WHAT TO WORK ON
All of the records must be repeated exactly as they read.

DATA IN THIS EXERCISE
>>>>>

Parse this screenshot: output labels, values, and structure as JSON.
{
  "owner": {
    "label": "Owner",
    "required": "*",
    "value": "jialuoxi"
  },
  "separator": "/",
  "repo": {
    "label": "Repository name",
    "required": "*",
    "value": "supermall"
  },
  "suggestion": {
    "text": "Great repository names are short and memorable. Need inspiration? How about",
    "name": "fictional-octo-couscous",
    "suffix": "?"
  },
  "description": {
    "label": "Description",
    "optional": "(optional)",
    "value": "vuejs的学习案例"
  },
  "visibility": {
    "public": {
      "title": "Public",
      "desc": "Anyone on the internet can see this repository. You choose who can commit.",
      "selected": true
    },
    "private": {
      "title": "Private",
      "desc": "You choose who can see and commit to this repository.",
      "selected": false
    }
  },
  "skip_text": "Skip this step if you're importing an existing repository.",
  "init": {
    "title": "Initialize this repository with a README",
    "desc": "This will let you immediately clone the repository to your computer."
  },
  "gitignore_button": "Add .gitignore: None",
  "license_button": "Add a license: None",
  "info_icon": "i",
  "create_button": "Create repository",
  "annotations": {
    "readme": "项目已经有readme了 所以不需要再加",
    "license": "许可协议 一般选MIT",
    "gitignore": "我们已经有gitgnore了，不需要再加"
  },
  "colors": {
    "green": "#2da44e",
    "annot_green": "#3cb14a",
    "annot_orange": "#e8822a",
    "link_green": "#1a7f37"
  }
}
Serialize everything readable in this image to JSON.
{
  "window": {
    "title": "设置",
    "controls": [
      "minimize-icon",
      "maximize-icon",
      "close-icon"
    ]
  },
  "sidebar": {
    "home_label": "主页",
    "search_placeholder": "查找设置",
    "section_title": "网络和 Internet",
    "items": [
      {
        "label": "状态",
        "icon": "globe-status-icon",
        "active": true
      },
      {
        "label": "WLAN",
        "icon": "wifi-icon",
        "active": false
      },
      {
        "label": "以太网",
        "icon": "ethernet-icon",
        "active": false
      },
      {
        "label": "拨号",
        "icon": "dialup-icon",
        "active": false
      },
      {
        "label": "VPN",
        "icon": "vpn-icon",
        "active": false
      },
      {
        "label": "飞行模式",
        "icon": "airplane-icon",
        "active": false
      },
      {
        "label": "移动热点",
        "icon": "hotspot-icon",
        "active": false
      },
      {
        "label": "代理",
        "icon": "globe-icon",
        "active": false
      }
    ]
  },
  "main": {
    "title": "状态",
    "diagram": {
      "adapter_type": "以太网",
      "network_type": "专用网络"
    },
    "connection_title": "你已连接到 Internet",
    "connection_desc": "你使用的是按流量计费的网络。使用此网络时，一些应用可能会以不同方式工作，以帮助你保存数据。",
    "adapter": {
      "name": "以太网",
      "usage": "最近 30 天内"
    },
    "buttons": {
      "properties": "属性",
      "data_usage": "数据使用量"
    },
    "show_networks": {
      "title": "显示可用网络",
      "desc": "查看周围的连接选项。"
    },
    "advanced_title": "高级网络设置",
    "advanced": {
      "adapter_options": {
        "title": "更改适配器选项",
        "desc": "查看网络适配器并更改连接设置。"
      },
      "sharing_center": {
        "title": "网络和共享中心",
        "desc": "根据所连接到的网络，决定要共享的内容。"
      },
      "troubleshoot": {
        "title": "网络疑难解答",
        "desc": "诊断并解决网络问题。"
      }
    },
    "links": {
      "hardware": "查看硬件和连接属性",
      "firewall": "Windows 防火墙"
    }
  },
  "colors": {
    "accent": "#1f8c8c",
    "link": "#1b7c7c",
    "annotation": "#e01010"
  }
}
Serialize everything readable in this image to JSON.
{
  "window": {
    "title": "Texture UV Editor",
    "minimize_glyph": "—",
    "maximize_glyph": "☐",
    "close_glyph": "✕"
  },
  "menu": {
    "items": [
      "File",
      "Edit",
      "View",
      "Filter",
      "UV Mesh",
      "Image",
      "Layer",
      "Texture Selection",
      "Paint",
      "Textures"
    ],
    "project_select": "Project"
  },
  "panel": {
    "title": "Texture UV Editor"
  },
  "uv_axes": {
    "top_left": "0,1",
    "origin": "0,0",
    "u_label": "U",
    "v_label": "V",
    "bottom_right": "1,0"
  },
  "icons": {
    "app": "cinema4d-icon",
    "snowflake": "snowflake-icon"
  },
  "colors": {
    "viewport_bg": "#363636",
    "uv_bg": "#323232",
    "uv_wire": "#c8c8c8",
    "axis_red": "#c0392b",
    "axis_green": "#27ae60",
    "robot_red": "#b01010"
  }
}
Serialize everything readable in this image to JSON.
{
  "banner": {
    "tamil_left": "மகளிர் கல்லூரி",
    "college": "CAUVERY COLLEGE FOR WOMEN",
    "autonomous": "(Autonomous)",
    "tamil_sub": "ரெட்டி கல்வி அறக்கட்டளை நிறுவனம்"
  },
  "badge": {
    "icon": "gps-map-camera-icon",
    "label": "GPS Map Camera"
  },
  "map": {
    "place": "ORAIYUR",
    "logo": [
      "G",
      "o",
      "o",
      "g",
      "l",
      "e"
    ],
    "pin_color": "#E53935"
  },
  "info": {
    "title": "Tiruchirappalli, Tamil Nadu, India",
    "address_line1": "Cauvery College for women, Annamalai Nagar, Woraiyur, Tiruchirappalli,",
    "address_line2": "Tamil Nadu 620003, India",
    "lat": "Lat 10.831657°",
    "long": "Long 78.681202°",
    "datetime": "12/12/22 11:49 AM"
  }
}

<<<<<

SOLUTION TO THIS TASK
Parse this screenshot: output labels, values, and structure as JSON.
{
  "owner": {
    "label": "Owner",
    "required": "*",
    "value": "jialuoxi"
  },
  "separator": "/",
  "repo": {
    "label": "Repository name",
    "required": "*",
    "value": "supermall"
  },
  "suggestion": {
    "text": "Great repository names are short and memorable. Need inspiration? How about",
    "name": "fictional-octo-couscous",
    "suffix": "?"
  },
  "description": {
    "label": "Description",
    "optional": "(optional)",
    "value": "vuejs的学习案例"
  },
  "visibility": {
    "public": {
      "title": "Public",
      "desc": "Anyone on the internet can see this repository. You choose who can commit.",
      "selected": true
    },
    "private": {
      "title": "Private",
      "desc": "You choose who can see and commit to this repository.",
      "selected": false
    }
  },
  "skip_text": "Skip this step if you're importing an existing repository.",
  "init": {
    "title": "Initialize this repository with a README",
    "desc": "This will let you immediately clone the repository to your computer."
  },
  "gitignore_button": "Add .gitignore: None",
  "license_button": "Add a license: None",
  "info_icon": "i",
  "create_button": "Create repository",
  "annotations": {
    "readme": "项目已经有readme了 所以不需要再加",
    "license": "许可协议 一般选MIT",
    "gitignore": "我们已经有gitgnore了，不需要再加"
  },
  "colors": {
    "green": "#2da44e",
    "annot_green": "#3cb14a",
    "annot_orange": "#e8822a",
    "link_green": "#1a7f37"
  }
}
Serialize everything readable in this image to JSON.
{
  "window": {
    "title": "设置",
    "controls": [
      "minimize-icon",
      "maximize-icon",
      "close-icon"
    ]
  },
  "sidebar": {
    "home_label": "主页",
    "search_placeholder": "查找设置",
    "section_title": "网络和 Internet",
    "items": [
      {
        "label": "状态",
        "icon": "globe-status-icon",
        "active": true
      },
      {
        "label": "WLAN",
        "icon": "wifi-icon",
        "active": false
      },
      {
        "label": "以太网",
        "icon": "ethernet-icon",
        "active": false
      },
      {
        "label": "拨号",
        "icon": "dialup-icon",
        "active": false
      },
      {
        "label": "VPN",
        "icon": "vpn-icon",
        "active": false
      },
      {
        "label": "飞行模式",
        "icon": "airplane-icon",
        "active": false
      },
      {
        "label": "移动热点",
        "icon": "hotspot-icon",
        "active": false
      },
      {
        "label": "代理",
        "icon": "globe-icon",
        "active": false
      }
    ]
  },
  "main": {
    "title": "状态",
    "diagram": {
      "adapter_type": "以太网",
      "network_type": "专用网络"
    },
    "connection_title": "你已连接到 Internet",
    "connection_desc": "你使用的是按流量计费的网络。使用此网络时，一些应用可能会以不同方式工作，以帮助你保存数据。",
    "adapter": {
      "name": "以太网",
      "usage": "最近 30 天内"
    },
    "buttons": {
      "properties": "属性",
      "data_usage": "数据使用量"
    },
    "show_networks": {
      "title": "显示可用网络",
      "desc": "查看周围的连接选项。"
    },
    "advanced_title": "高级网络设置",
    "advanced": {
      "adapter_options": {
        "title": "更改适配器选项",
        "desc": "查看网络适配器并更改连接设置。"
      },
      "sharing_center": {
        "title": "网络和共享中心",
        "desc": "根据所连接到的网络，决定要共享的内容。"
      },
      "troubleshoot": {
        "title": "网络疑难解答",
        "desc": "诊断并解决网络问题。"
      }
    },
    "links": {
      "hardware": "查看硬件和连接属性",
      "firewall": "Windows 防火墙"
    }
  },
  "colors": {
    "accent": "#1f8c8c",
    "link": "#1b7c7c",
    "annotation": "#e01010"
  }
}
Serialize everything readable in this image to JSON.
{
  "window": {
    "title": "Texture UV Editor",
    "minimize_glyph": "—",
    "maximize_glyph": "☐",
    "close_glyph": "✕"
  },
  "menu": {
    "items": [
      "File",
      "Edit",
      "View",
      "Filter",
      "UV Mesh",
      "Image",
      "Layer",
      "Texture Selection",
      "Paint",
      "Textures"
    ],
    "project_select": "Project"
  },
  "panel": {
    "title": "Texture UV Editor"
  },
  "uv_axes": {
    "top_left": "0,1",
    "origin": "0,0",
    "u_label": "U",
    "v_label": "V",
    "bottom_right": "1,0"
  },
  "icons": {
    "app": "cinema4d-icon",
    "snowflake": "snowflake-icon"
  },
  "colors": {
    "viewport_bg": "#363636",
    "uv_bg": "#323232",
    "uv_wire": "#c8c8c8",
    "axis_red": "#c0392b",
    "axis_green": "#27ae60",
    "robot_red": "#b01010"
  }
}
Serialize everything readable in this image to JSON.
{
  "banner": {
    "tamil_left": "மகளிர் கல்லூரி",
    "college": "CAUVERY COLLEGE FOR WOMEN",
    "autonomous": "(Autonomous)",
    "tamil_sub": "ரெட்டி கல்வி அறக்கட்டளை நிறுவனம்"
  },
  "badge": {
    "icon": "gps-map-camera-icon",
    "label": "GPS Map Camera"
  },
  "map": {
    "place": "ORAIYUR",
    "logo": [
      "G",
      "o",
      "o",
      "g",
      "l",
      "e"
    ],
    "pin_color": "#E53935"
  },
  "info": {
    "title": "Tiruchirappalli, Tamil Nadu, India",
    "address_line1": "Cauvery College for women, Annamalai Nagar, Woraiyur, Tiruchirappalli,",
    "address_line2": "Tamil Nadu 620003, India",
    "lat": "Lat 10.831657°",
    "long": "Long 78.681202°",
    "datetime": "12/12/22 11:49 AM"
  }
}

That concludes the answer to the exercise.